Publishers Weekly® Reviews
- Reviewed in: Publishers Weekly, page .
- Review Date: 2011-04-11
- Reviewer: Staff

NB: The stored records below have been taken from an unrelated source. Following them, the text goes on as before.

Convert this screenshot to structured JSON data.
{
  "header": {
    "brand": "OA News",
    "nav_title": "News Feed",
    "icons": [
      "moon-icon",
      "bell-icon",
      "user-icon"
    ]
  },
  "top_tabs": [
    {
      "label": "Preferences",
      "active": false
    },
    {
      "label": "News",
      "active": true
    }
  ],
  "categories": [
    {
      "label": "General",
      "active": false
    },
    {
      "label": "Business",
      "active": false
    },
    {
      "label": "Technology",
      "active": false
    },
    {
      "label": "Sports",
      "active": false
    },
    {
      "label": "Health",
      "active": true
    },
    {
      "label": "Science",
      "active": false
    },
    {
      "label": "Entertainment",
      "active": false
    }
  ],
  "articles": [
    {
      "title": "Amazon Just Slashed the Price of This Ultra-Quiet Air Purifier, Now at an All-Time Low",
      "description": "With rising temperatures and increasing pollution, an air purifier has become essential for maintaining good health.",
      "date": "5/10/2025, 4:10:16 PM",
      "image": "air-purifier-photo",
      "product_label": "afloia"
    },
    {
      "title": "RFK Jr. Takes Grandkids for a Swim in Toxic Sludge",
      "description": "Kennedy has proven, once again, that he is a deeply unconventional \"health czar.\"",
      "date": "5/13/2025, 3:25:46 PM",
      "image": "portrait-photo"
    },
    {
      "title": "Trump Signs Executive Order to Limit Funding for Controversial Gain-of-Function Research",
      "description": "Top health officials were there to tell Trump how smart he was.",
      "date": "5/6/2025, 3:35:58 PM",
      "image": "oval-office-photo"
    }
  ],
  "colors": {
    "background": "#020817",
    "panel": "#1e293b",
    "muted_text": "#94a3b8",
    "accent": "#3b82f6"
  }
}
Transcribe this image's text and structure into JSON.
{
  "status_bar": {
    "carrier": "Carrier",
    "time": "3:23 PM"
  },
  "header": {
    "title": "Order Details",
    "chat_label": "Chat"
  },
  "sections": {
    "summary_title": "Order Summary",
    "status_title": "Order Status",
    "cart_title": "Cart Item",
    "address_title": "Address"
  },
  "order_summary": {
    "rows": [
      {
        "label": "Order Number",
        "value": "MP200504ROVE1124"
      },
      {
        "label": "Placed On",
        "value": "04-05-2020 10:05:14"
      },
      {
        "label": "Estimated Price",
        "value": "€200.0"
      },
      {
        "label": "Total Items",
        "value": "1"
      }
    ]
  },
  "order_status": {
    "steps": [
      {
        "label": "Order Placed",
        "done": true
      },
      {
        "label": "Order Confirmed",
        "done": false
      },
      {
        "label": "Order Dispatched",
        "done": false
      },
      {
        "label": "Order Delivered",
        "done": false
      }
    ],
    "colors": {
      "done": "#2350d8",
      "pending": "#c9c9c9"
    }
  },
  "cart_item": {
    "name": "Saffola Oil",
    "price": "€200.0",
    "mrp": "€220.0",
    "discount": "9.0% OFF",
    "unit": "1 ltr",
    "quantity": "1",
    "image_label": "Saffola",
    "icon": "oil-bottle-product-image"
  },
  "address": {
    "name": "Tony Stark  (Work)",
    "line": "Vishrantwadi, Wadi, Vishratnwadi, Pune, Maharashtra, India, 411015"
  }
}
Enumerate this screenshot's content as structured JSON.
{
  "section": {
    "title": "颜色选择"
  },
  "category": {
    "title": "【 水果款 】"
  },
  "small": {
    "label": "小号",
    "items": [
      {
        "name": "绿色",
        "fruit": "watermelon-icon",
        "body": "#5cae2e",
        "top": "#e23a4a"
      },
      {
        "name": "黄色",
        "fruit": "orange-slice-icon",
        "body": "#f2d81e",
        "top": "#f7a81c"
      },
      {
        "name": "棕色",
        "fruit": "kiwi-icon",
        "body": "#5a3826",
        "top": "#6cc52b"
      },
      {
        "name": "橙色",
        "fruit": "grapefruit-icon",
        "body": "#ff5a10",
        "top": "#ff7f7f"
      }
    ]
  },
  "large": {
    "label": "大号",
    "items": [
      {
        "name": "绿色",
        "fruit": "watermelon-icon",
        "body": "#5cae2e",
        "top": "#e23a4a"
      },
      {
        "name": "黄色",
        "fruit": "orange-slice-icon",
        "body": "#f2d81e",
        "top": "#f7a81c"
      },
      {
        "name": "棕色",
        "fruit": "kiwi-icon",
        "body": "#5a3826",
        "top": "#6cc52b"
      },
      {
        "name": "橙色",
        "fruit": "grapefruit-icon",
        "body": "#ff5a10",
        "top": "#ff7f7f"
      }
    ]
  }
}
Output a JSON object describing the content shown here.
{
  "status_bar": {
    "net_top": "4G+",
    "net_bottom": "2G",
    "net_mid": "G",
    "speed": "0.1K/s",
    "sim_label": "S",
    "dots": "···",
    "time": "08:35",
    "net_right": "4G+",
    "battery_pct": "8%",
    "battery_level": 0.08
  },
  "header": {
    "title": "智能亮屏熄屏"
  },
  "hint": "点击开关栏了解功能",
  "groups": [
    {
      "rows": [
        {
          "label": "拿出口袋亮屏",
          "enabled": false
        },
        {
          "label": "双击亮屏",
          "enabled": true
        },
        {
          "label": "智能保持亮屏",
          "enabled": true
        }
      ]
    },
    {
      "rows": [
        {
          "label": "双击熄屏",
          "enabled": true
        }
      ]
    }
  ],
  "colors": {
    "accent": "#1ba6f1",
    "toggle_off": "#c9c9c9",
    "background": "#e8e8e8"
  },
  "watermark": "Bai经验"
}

Drawing upon more than 250 new interviews with friends of Bowie and on previously published interviews with Bowie, former Mojo editor affectionately chronicles the life and music of Bowie from his childhood and youth to the high points of his career, his recent heart attack and almost total disappearance from the music scene. By the time he was 11, Bowie's charm was developed, a trait that brought him the breaks and opportunities that his ever-active mind learned to exploit. Bowie emerges from Trynka's portrait as a less than consummate musician and more an ambitious individual who knew how to get exactly what he wanted from those around him. From the growling guitars of "Suffragette City" and the driving dance beats of "Young Americans" to the stuttering syncopation of "Fame" and the Beatles-like riffs of "Changes," Bowie, in Trynka's hands, is a man who has never settled for the predictable. The lack of any new interviews with Bowie, however, gives the biography the feel of a hagiography. (July)